**PROBLEM DESCRIPTION**
Every entry that follows should be repeated exactly; drop the images.

**DATASET EXCERPTS**
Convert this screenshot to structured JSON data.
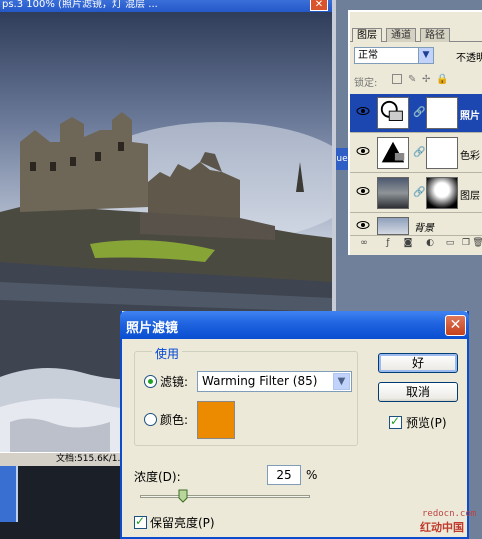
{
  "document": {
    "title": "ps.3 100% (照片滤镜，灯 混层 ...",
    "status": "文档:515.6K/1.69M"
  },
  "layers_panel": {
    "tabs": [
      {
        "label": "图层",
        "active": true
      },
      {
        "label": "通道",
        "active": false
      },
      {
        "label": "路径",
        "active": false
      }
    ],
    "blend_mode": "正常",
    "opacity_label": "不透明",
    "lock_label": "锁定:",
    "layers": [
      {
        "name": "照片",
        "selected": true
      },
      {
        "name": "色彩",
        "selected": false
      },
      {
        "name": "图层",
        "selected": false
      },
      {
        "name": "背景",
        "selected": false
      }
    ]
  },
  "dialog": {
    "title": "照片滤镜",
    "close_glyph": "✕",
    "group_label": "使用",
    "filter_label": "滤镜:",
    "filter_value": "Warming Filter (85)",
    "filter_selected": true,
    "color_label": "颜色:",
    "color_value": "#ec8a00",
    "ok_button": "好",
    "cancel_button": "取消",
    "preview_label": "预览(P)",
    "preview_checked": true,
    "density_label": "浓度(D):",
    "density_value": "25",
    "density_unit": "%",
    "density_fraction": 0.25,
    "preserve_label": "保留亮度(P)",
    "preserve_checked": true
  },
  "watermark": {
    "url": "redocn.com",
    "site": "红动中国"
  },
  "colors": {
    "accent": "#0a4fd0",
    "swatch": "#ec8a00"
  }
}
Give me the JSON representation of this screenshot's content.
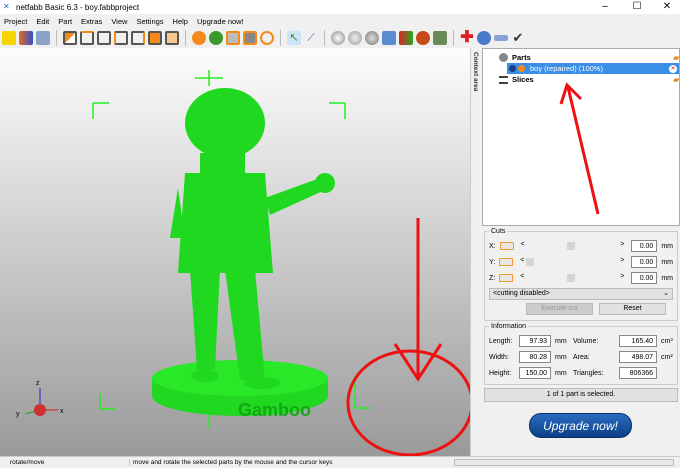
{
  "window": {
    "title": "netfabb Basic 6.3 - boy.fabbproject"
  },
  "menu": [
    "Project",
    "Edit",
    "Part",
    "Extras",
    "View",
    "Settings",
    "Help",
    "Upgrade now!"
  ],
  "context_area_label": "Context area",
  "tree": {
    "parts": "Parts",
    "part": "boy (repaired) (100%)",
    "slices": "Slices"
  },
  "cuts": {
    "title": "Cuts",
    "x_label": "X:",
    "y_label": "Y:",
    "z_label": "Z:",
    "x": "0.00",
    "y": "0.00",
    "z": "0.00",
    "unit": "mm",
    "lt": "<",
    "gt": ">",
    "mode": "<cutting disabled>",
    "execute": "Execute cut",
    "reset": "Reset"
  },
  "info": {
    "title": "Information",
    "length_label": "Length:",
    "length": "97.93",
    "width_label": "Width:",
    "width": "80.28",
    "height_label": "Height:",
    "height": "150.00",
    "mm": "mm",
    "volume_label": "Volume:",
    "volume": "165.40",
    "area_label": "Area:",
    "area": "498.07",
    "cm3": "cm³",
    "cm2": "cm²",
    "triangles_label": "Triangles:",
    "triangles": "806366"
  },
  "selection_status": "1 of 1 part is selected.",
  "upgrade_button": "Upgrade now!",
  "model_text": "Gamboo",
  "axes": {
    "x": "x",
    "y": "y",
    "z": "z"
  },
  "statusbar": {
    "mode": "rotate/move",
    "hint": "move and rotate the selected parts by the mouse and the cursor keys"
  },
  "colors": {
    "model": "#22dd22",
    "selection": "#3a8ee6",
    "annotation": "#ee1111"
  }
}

**TASK OUTPUT**
Convert this screenshot to structured JSON data.
{
  "document": {
    "title": "ps.3 100% (照片滤镜，灯 混层 ...",
    "status": "文档:515.6K/1.69M"
  },
  "layers_panel": {
    "tabs": [
      {
        "label": "图层",
        "active": true
      },
      {
        "label": "通道",
        "active": false
      },
      {
        "label": "路径",
        "active": false
      }
    ],
    "blend_mode": "正常",
    "opacity_label": "不透明",
    "lock_label": "锁定:",
    "layers": [
      {
        "name": "照片",
        "selected": true
      },
      {
        "name": "色彩",
        "selected": false
      },
      {
        "name": "图层",
        "selected": false
      },
      {
        "name": "背景",
        "selected": false
      }
    ]
  },
  "dialog": {
    "title": "照片滤镜",
    "close_glyph": "✕",
    "group_label": "使用",
    "filter_label": "滤镜:",
    "filter_value": "Warming Filter (85)",
    "filter_selected": true,
    "color_label": "颜色:",
    "color_value": "#ec8a00",
    "ok_button": "好",
    "cancel_button": "取消",
    "preview_label": "预览(P)",
    "preview_checked": true,
    "density_label": "浓度(D):",
    "density_value": "25",
    "density_unit": "%",
    "density_fraction": 0.25,
    "preserve_label": "保留亮度(P)",
    "preserve_checked": true
  },
  "watermark": {
    "url": "redocn.com",
    "site": "红动中国"
  },
  "colors": {
    "accent": "#0a4fd0",
    "swatch": "#ec8a00"
  }
}
Give me the JSON representation of this screenshot's content.
{
  "window": {
    "title": "netfabb Basic 6.3 - boy.fabbproject"
  },
  "menu": [
    "Project",
    "Edit",
    "Part",
    "Extras",
    "View",
    "Settings",
    "Help",
    "Upgrade now!"
  ],
  "context_area_label": "Context area",
  "tree": {
    "parts": "Parts",
    "part": "boy (repaired) (100%)",
    "slices": "Slices"
  },
  "cuts": {
    "title": "Cuts",
    "x_label": "X:",
    "y_label": "Y:",
    "z_label": "Z:",
    "x": "0.00",
    "y": "0.00",
    "z": "0.00",
    "unit": "mm",
    "lt": "<",
    "gt": ">",
    "mode": "<cutting disabled>",
    "execute": "Execute cut",
    "reset": "Reset"
  },
  "info": {
    "title": "Information",
    "length_label": "Length:",
    "length": "97.93",
    "width_label": "Width:",
    "width": "80.28",
    "height_label": "Height:",
    "height": "150.00",
    "mm": "mm",
    "volume_label": "Volume:",
    "volume": "165.40",
    "area_label": "Area:",
    "area": "498.07",
    "cm3": "cm³",
    "cm2": "cm²",
    "triangles_label": "Triangles:",
    "triangles": "806366"
  },
  "selection_status": "1 of 1 part is selected.",
  "upgrade_button": "Upgrade now!",
  "model_text": "Gamboo",
  "axes": {
    "x": "x",
    "y": "y",
    "z": "z"
  },
  "statusbar": {
    "mode": "rotate/move",
    "hint": "move and rotate the selected parts by the mouse and the cursor keys"
  },
  "colors": {
    "model": "#22dd22",
    "selection": "#3a8ee6",
    "annotation": "#ee1111"
  }
}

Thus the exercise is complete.